** Opening AVAILABLE RECORDS block **
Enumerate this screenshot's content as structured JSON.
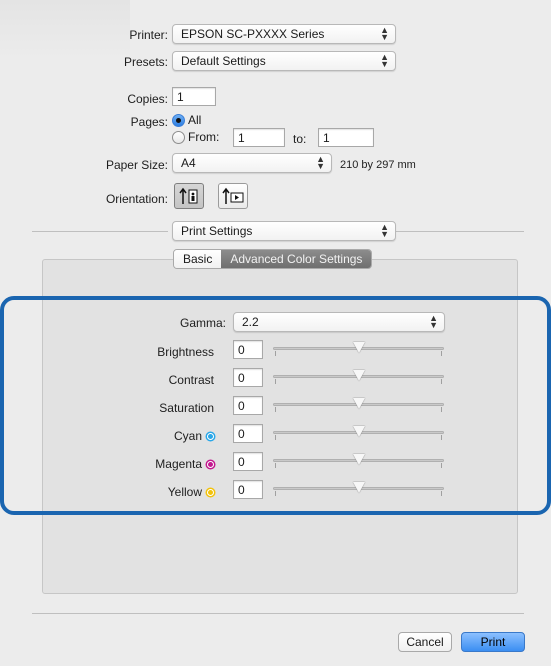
{
  "printer": {
    "label": "Printer:",
    "value": "EPSON SC-PXXXX Series"
  },
  "presets": {
    "label": "Presets:",
    "value": "Default Settings"
  },
  "copies": {
    "label": "Copies:",
    "value": "1"
  },
  "pages": {
    "label": "Pages:",
    "all_label": "All",
    "from_label": "From:",
    "from_value": "1",
    "to_label": "to:",
    "to_value": "1"
  },
  "paper_size": {
    "label": "Paper Size:",
    "value": "A4",
    "dimensions": "210 by 297 mm"
  },
  "orientation": {
    "label": "Orientation:"
  },
  "section_popup": {
    "value": "Print Settings"
  },
  "tabs": [
    {
      "label": "Basic"
    },
    {
      "label": "Advanced Color Settings"
    }
  ],
  "gamma": {
    "label": "Gamma:",
    "value": "2.2"
  },
  "sliders": [
    {
      "label": "Brightness",
      "value": "0",
      "level": 0.5,
      "dot_color": null
    },
    {
      "label": "Contrast",
      "value": "0",
      "level": 0.5,
      "dot_color": null
    },
    {
      "label": "Saturation",
      "value": "0",
      "level": 0.5,
      "dot_color": null
    },
    {
      "label": "Cyan",
      "value": "0",
      "level": 0.5,
      "dot_color": "#2aa7e8"
    },
    {
      "label": "Magenta",
      "value": "0",
      "level": 0.5,
      "dot_color": "#c2198f"
    },
    {
      "label": "Yellow",
      "value": "0",
      "level": 0.5,
      "dot_color": "#f2c20c"
    }
  ],
  "buttons": {
    "cancel": "Cancel",
    "print": "Print"
  },
  "colors": {
    "highlight": "#1a65b0",
    "accent": "#3b8ef2"
  }
}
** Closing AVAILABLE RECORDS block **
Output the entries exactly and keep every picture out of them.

- RESPONSE TO THIS EXERCISE:
Enumerate this screenshot's content as structured JSON.
{
  "printer": {
    "label": "Printer:",
    "value": "EPSON SC-PXXXX Series"
  },
  "presets": {
    "label": "Presets:",
    "value": "Default Settings"
  },
  "copies": {
    "label": "Copies:",
    "value": "1"
  },
  "pages": {
    "label": "Pages:",
    "all_label": "All",
    "from_label": "From:",
    "from_value": "1",
    "to_label": "to:",
    "to_value": "1"
  },
  "paper_size": {
    "label": "Paper Size:",
    "value": "A4",
    "dimensions": "210 by 297 mm"
  },
  "orientation": {
    "label": "Orientation:"
  },
  "section_popup": {
    "value": "Print Settings"
  },
  "tabs": [
    {
      "label": "Basic"
    },
    {
      "label": "Advanced Color Settings"
    }
  ],
  "gamma": {
    "label": "Gamma:",
    "value": "2.2"
  },
  "sliders": [
    {
      "label": "Brightness",
      "value": "0",
      "level": 0.5,
      "dot_color": null
    },
    {
      "label": "Contrast",
      "value": "0",
      "level": 0.5,
      "dot_color": null
    },
    {
      "label": "Saturation",
      "value": "0",
      "level": 0.5,
      "dot_color": null
    },
    {
      "label": "Cyan",
      "value": "0",
      "level": 0.5,
      "dot_color": "#2aa7e8"
    },
    {
      "label": "Magenta",
      "value": "0",
      "level": 0.5,
      "dot_color": "#c2198f"
    },
    {
      "label": "Yellow",
      "value": "0",
      "level": 0.5,
      "dot_color": "#f2c20c"
    }
  ],
  "buttons": {
    "cancel": "Cancel",
    "print": "Print"
  },
  "colors": {
    "highlight": "#1a65b0",
    "accent": "#3b8ef2"
  }
}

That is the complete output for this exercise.